* Your instructions *
Reproduce the records without their pictures, keeping every word as it is.

*** Records ***

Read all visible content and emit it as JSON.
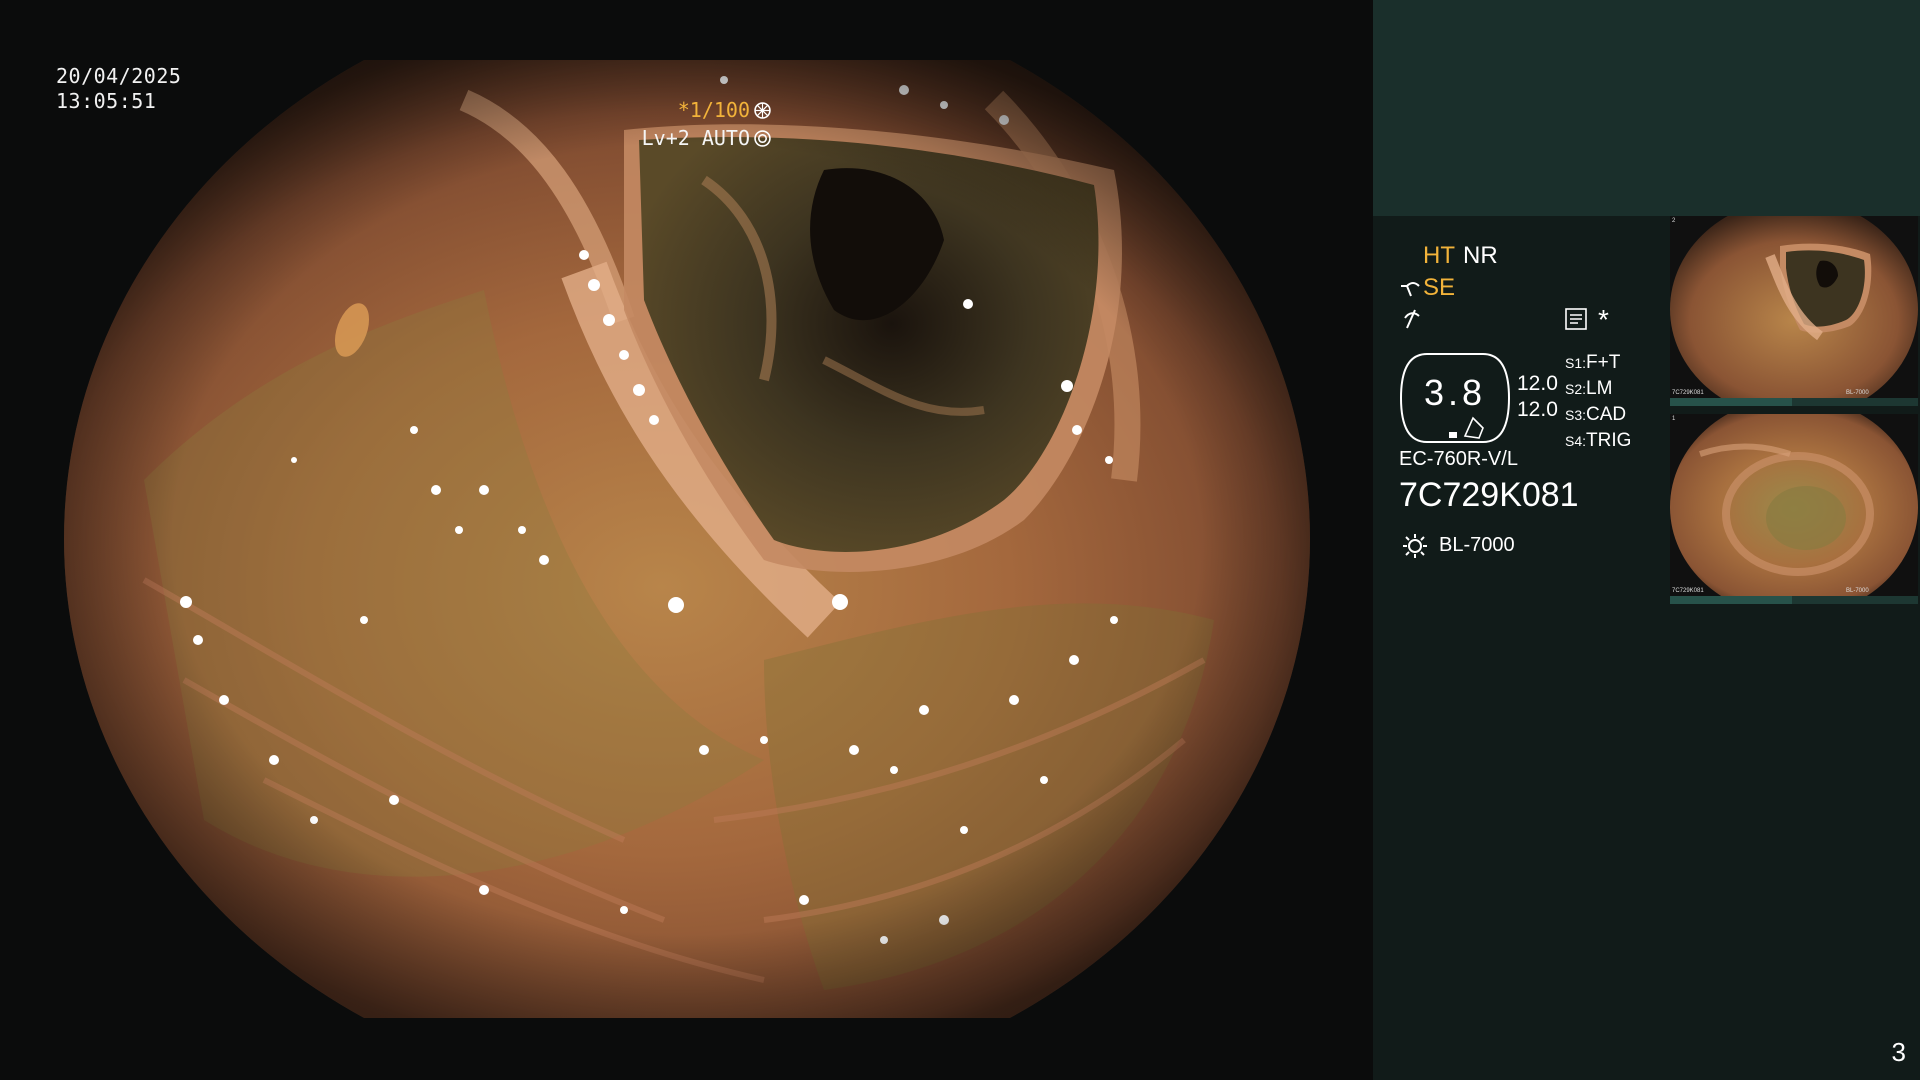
{
  "overlay": {
    "date": "20/04/2025",
    "time": "13:05:51",
    "shutter": "*1/100",
    "level": "Lv+2",
    "iris_mode": "AUTO"
  },
  "status": {
    "ht": "HT",
    "nr": "NR",
    "se": "SE",
    "star": "*",
    "zoom_value": "3.8",
    "val_a": "12.0",
    "val_b": "12.0",
    "scope_model": "EC-760R-V/L",
    "serial": "7C729K081",
    "light_source": "BL-7000",
    "switches": [
      {
        "key": "S1:",
        "value": "F+T"
      },
      {
        "key": "S2:",
        "value": "LM"
      },
      {
        "key": "S3:",
        "value": "CAD"
      },
      {
        "key": "S4:",
        "value": "TRIG"
      }
    ]
  },
  "thumbnails": [
    {
      "index": "2",
      "serial": "7C729K081",
      "light": "BL-7000"
    },
    {
      "index": "1",
      "serial": "7C729K081",
      "light": "BL-7000"
    }
  ],
  "page_number": "3",
  "colors": {
    "right_panel": "#111b19",
    "right_top": "#1a2f2b",
    "accent_yellow": "#f2b33a"
  },
  "icons": [
    "shutter-icon",
    "iris-icon",
    "enhance-icon",
    "contrast-icon",
    "menu-icon",
    "zoom-frame-icon",
    "light-source-icon"
  ]
}
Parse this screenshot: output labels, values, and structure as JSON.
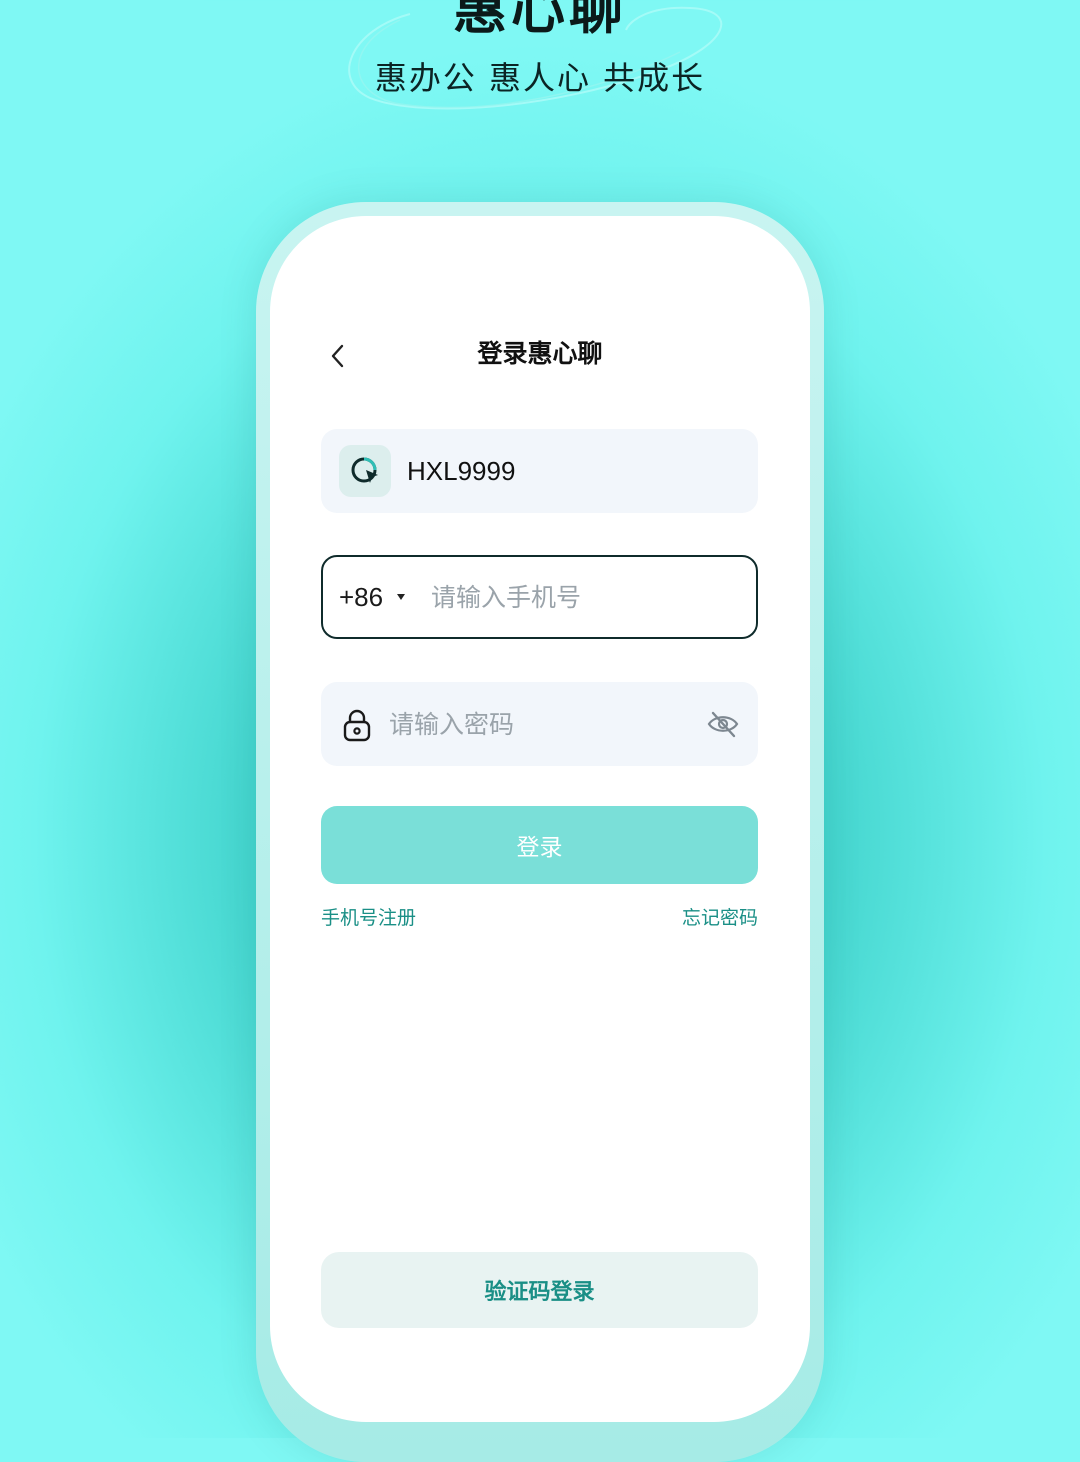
{
  "hero": {
    "title": "惠心聊",
    "slogan": "惠办公 惠人心 共成长"
  },
  "screen": {
    "title": "登录惠心聊",
    "back_icon": "chevron-left-icon"
  },
  "account": {
    "icon": "app-logo-icon",
    "value": "HXL9999"
  },
  "phone": {
    "country_code": "+86",
    "placeholder": "请输入手机号",
    "value": ""
  },
  "password": {
    "lock_icon": "lock-icon",
    "placeholder": "请输入密码",
    "visibility_icon": "eye-off-icon"
  },
  "actions": {
    "login_label": "登录",
    "register_label": "手机号注册",
    "forgot_label": "忘记密码",
    "code_login_label": "验证码登录"
  },
  "colors": {
    "accent": "#1a8f86",
    "login_button": "#7adfd8",
    "background": "#45d6cf"
  }
}
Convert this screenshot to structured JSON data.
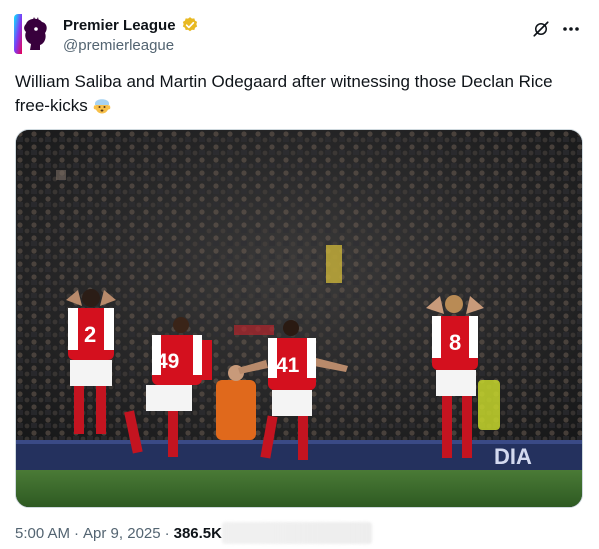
{
  "post": {
    "author": {
      "display_name": "Premier League",
      "handle": "@premierleague",
      "verified_badge_color": "#e8b923",
      "avatar_icon": "premier-league-lion-logo"
    },
    "header_icons": [
      "grok-icon",
      "more-options-icon"
    ],
    "text": "William Saliba and Martin Odegaard after witnessing those Declan Rice free-kicks",
    "emoji": "mind-blown-emoji",
    "image": {
      "description_icon": "football-celebration-photo",
      "player_numbers": [
        "2",
        "49",
        "41",
        "8"
      ],
      "board_text": "DIA"
    },
    "meta": {
      "time": "5:00 AM",
      "separator": "·",
      "date": "Apr 9, 2025",
      "views": "386.5K"
    }
  },
  "colors": {
    "text_primary": "#0f1419",
    "text_secondary": "#536471",
    "arsenal_red": "#d4101e",
    "pitch_green": "#3f6b2e"
  }
}
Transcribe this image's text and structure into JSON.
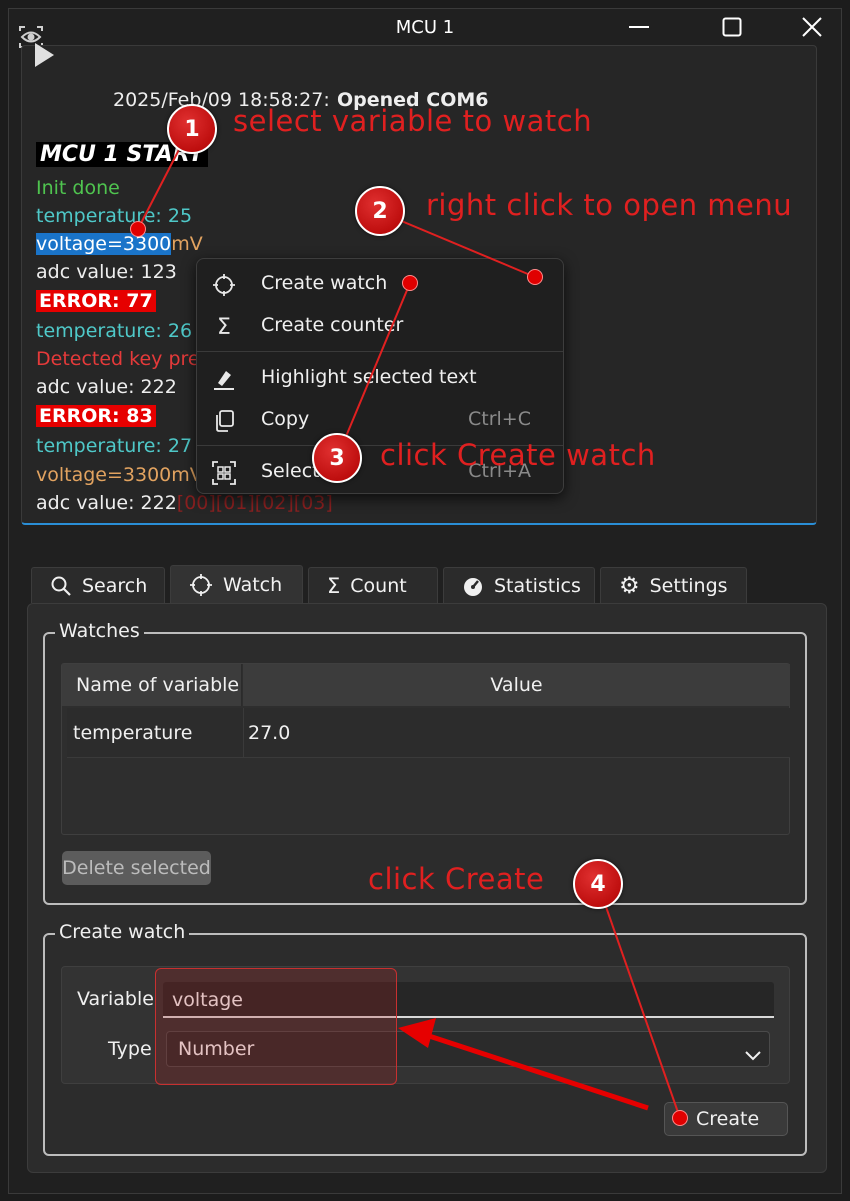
{
  "window": {
    "title": "MCU 1"
  },
  "log": {
    "header_timestamp": "2025/Feb/09 18:58:27:",
    "header_message": "Opened COM6",
    "mcu_start": "MCU 1 START",
    "init_done": "Init done",
    "temp1": "temperature: 25",
    "voltage_sel": "voltage=3300",
    "voltage_unit": "mV",
    "adc1": "adc value: 123",
    "error1": "ERROR: 77",
    "temp2": "temperature: 26",
    "detected": "Detected key pre",
    "adc2": "adc value: 222",
    "error2": "ERROR: 83",
    "temp3": "temperature: 27",
    "voltage2": "voltage=3300mV",
    "adc3": "adc value: 222",
    "hex_bytes": "[00][01][02][03]"
  },
  "context_menu": {
    "items": [
      {
        "label": "Create watch",
        "icon": "crosshair-icon",
        "shortcut": ""
      },
      {
        "label": "Create counter",
        "icon": "sigma-icon",
        "shortcut": ""
      },
      {
        "label": "Highlight selected text",
        "icon": "highlighter-icon",
        "shortcut": ""
      },
      {
        "label": "Copy",
        "icon": "copy-icon",
        "shortcut": "Ctrl+C"
      },
      {
        "label": "Select All",
        "icon": "select-all-icon",
        "shortcut": "Ctrl+A"
      }
    ]
  },
  "tabs": [
    {
      "label": "Search",
      "icon": "search-icon"
    },
    {
      "label": "Watch",
      "icon": "crosshair-icon"
    },
    {
      "label": "Count",
      "icon": "sigma-icon"
    },
    {
      "label": "Statistics",
      "icon": "gauge-icon"
    },
    {
      "label": "Settings",
      "icon": "gear-icon"
    }
  ],
  "watches": {
    "title": "Watches",
    "columns": [
      "Name of variable",
      "Value"
    ],
    "rows": [
      {
        "name": "temperature",
        "value": "27.0"
      }
    ],
    "delete_label": "Delete selected"
  },
  "create_watch": {
    "title": "Create watch",
    "variable_label": "Variable",
    "variable_value": "voltage",
    "type_label": "Type",
    "type_value": "Number",
    "create_label": "Create"
  },
  "annotations": [
    {
      "number": "1",
      "text": "select variable to watch"
    },
    {
      "number": "2",
      "text": "right click to open menu"
    },
    {
      "number": "3",
      "text": "click Create watch"
    },
    {
      "number": "4",
      "text": "click Create"
    }
  ],
  "colors": {
    "accent": "#2a8ed6",
    "selection": "#1a74c9",
    "error_bg": "#e60000",
    "annotation": "#e02020",
    "green_text": "#4fc44f",
    "cyan_text": "#4fc9c9",
    "orange_text": "#e2a360"
  }
}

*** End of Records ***

* Solution to this task *
Read all visible content and emit it as JSON.
{
  "overlay": {
    "date": "20/04/2025",
    "time": "13:05:51",
    "shutter": "*1/100",
    "level": "Lv+2",
    "iris_mode": "AUTO"
  },
  "status": {
    "ht": "HT",
    "nr": "NR",
    "se": "SE",
    "star": "*",
    "zoom_value": "3.8",
    "val_a": "12.0",
    "val_b": "12.0",
    "scope_model": "EC-760R-V/L",
    "serial": "7C729K081",
    "light_source": "BL-7000",
    "switches": [
      {
        "key": "S1:",
        "value": "F+T"
      },
      {
        "key": "S2:",
        "value": "LM"
      },
      {
        "key": "S3:",
        "value": "CAD"
      },
      {
        "key": "S4:",
        "value": "TRIG"
      }
    ]
  },
  "thumbnails": [
    {
      "index": "2",
      "serial": "7C729K081",
      "light": "BL-7000"
    },
    {
      "index": "1",
      "serial": "7C729K081",
      "light": "BL-7000"
    }
  ],
  "page_number": "3",
  "colors": {
    "right_panel": "#111b19",
    "right_top": "#1a2f2b",
    "accent_yellow": "#f2b33a"
  },
  "icons": [
    "shutter-icon",
    "iris-icon",
    "enhance-icon",
    "contrast-icon",
    "menu-icon",
    "zoom-frame-icon",
    "light-source-icon"
  ]
}
Parse this screenshot: output labels, values, and structure as JSON.
{
  "hero": {
    "title": "惠心聊",
    "slogan": "惠办公 惠人心 共成长"
  },
  "screen": {
    "title": "登录惠心聊",
    "back_icon": "chevron-left-icon"
  },
  "account": {
    "icon": "app-logo-icon",
    "value": "HXL9999"
  },
  "phone": {
    "country_code": "+86",
    "placeholder": "请输入手机号",
    "value": ""
  },
  "password": {
    "lock_icon": "lock-icon",
    "placeholder": "请输入密码",
    "visibility_icon": "eye-off-icon"
  },
  "actions": {
    "login_label": "登录",
    "register_label": "手机号注册",
    "forgot_label": "忘记密码",
    "code_login_label": "验证码登录"
  },
  "colors": {
    "accent": "#1a8f86",
    "login_button": "#7adfd8",
    "background": "#45d6cf"
  }
}
Convert this screenshot to structured JSON data.
{
  "post": {
    "author": {
      "display_name": "Premier League",
      "handle": "@premierleague",
      "verified_badge_color": "#e8b923",
      "avatar_icon": "premier-league-lion-logo"
    },
    "header_icons": [
      "grok-icon",
      "more-options-icon"
    ],
    "text": "William Saliba and Martin Odegaard after witnessing those Declan Rice free-kicks",
    "emoji": "mind-blown-emoji",
    "image": {
      "description_icon": "football-celebration-photo",
      "player_numbers": [
        "2",
        "49",
        "41",
        "8"
      ],
      "board_text": "DIA"
    },
    "meta": {
      "time": "5:00 AM",
      "separator": "·",
      "date": "Apr 9, 2025",
      "views": "386.5K"
    }
  },
  "colors": {
    "text_primary": "#0f1419",
    "text_secondary": "#536471",
    "arsenal_red": "#d4101e",
    "pitch_green": "#3f6b2e"
  }
}
Transcribe this image's text and structure into JSON.
{
  "window": {
    "title": "MCU 1"
  },
  "log": {
    "header_timestamp": "2025/Feb/09 18:58:27:",
    "header_message": "Opened COM6",
    "mcu_start": "MCU 1 START",
    "init_done": "Init done",
    "temp1": "temperature: 25",
    "voltage_sel": "voltage=3300",
    "voltage_unit": "mV",
    "adc1": "adc value: 123",
    "error1": "ERROR: 77",
    "temp2": "temperature: 26",
    "detected": "Detected key pre",
    "adc2": "adc value: 222",
    "error2": "ERROR: 83",
    "temp3": "temperature: 27",
    "voltage2": "voltage=3300mV",
    "adc3": "adc value: 222",
    "hex_bytes": "[00][01][02][03]"
  },
  "context_menu": {
    "items": [
      {
        "label": "Create watch",
        "icon": "crosshair-icon",
        "shortcut": ""
      },
      {
        "label": "Create counter",
        "icon": "sigma-icon",
        "shortcut": ""
      },
      {
        "label": "Highlight selected text",
        "icon": "highlighter-icon",
        "shortcut": ""
      },
      {
        "label": "Copy",
        "icon": "copy-icon",
        "shortcut": "Ctrl+C"
      },
      {
        "label": "Select All",
        "icon": "select-all-icon",
        "shortcut": "Ctrl+A"
      }
    ]
  },
  "tabs": [
    {
      "label": "Search",
      "icon": "search-icon"
    },
    {
      "label": "Watch",
      "icon": "crosshair-icon"
    },
    {
      "label": "Count",
      "icon": "sigma-icon"
    },
    {
      "label": "Statistics",
      "icon": "gauge-icon"
    },
    {
      "label": "Settings",
      "icon": "gear-icon"
    }
  ],
  "watches": {
    "title": "Watches",
    "columns": [
      "Name of variable",
      "Value"
    ],
    "rows": [
      {
        "name": "temperature",
        "value": "27.0"
      }
    ],
    "delete_label": "Delete selected"
  },
  "create_watch": {
    "title": "Create watch",
    "variable_label": "Variable",
    "variable_value": "voltage",
    "type_label": "Type",
    "type_value": "Number",
    "create_label": "Create"
  },
  "annotations": [
    {
      "number": "1",
      "text": "select variable to watch"
    },
    {
      "number": "2",
      "text": "right click to open menu"
    },
    {
      "number": "3",
      "text": "click Create watch"
    },
    {
      "number": "4",
      "text": "click Create"
    }
  ],
  "colors": {
    "accent": "#2a8ed6",
    "selection": "#1a74c9",
    "error_bg": "#e60000",
    "annotation": "#e02020",
    "green_text": "#4fc44f",
    "cyan_text": "#4fc9c9",
    "orange_text": "#e2a360"
  }
}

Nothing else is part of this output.